There is a lot of poverty in Syracuse these days and so a recent study showing a link between low socioeconomic status and heart disease has a lot of people here worried. And heart disease is considered a priority health concern in Syracuse with an American Heart Association office located at 17 Technology Place PO Box 3049 Syracuse NY 13220-3049 phone: (315) 234-4700. An increased awareness about cardiovascular health in Syracuse finds more and more people eating heart healthy foods such as fish, vegetables and fruit and finding time for long walks out in the fresh air at Onondaga Lake.
Findings from a new study have been released in a University of California Davis Press release, “Lower socioeconomic status linked to heart disease.” According to this study “people with lower socioeconomic status are much more likely to develop heart disease than those who are wealthier or better educated.” This study shows that this risk persists even when there is long-term progress in addressing traditional risk factors such as smoking, high blood pressure and elevated cholesterol. This study has been published in BMC Cardiovascular Disorders.

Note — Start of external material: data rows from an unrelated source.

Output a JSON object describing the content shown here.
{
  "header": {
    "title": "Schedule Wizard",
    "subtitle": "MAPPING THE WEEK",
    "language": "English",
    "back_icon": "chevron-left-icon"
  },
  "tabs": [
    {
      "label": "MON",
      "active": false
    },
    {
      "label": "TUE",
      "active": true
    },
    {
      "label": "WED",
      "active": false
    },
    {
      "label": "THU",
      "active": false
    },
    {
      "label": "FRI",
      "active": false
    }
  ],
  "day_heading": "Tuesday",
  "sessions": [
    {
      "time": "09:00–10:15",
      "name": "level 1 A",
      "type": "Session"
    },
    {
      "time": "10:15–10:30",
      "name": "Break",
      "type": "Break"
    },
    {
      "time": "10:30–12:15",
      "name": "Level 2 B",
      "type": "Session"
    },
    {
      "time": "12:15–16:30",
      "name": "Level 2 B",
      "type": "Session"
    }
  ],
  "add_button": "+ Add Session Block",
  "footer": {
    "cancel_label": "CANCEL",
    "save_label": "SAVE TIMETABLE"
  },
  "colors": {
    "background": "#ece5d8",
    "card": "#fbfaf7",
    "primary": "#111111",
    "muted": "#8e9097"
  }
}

Dr. Peter Franks, lead author of the study, has said “Being poor or having less than a high school education can be regarded as an extra risk when assessing a patient’s chances of developing cardiovascular disease. People with low socioeconomic status need to have their heart-disease indicators managed more aggressively.” In the study participants with lower socioeconomic status had a 50 percent greater risk of developing heart disease than other study participants. For the first time this study showed that the increased risk for heart disease continued in the poor despite long-term improvements in other risk factors, with the implication that health-care access and adherence to treatment could not account for the differences.
Franks has said “Low socioeconomic status is a heart-disease risk factor on its own and needs to be regarded as such by the medical community.” It appears possible that social disadvantages and adversity in childhood associated with poverty may result in lasting adaptations to stress which take a bigger toll on the heart. The cumulative effects of social disadvantage throughout a lifetime could also cause more “wear and tear” on the cardiovascular system. This is a disturbing study which shows us that poverty kills in more ways than previously thought. A war on poverty must run alongside any aggressive health care programs if we hope to ever help the majority of people in our society experience good health.
Mandel News Service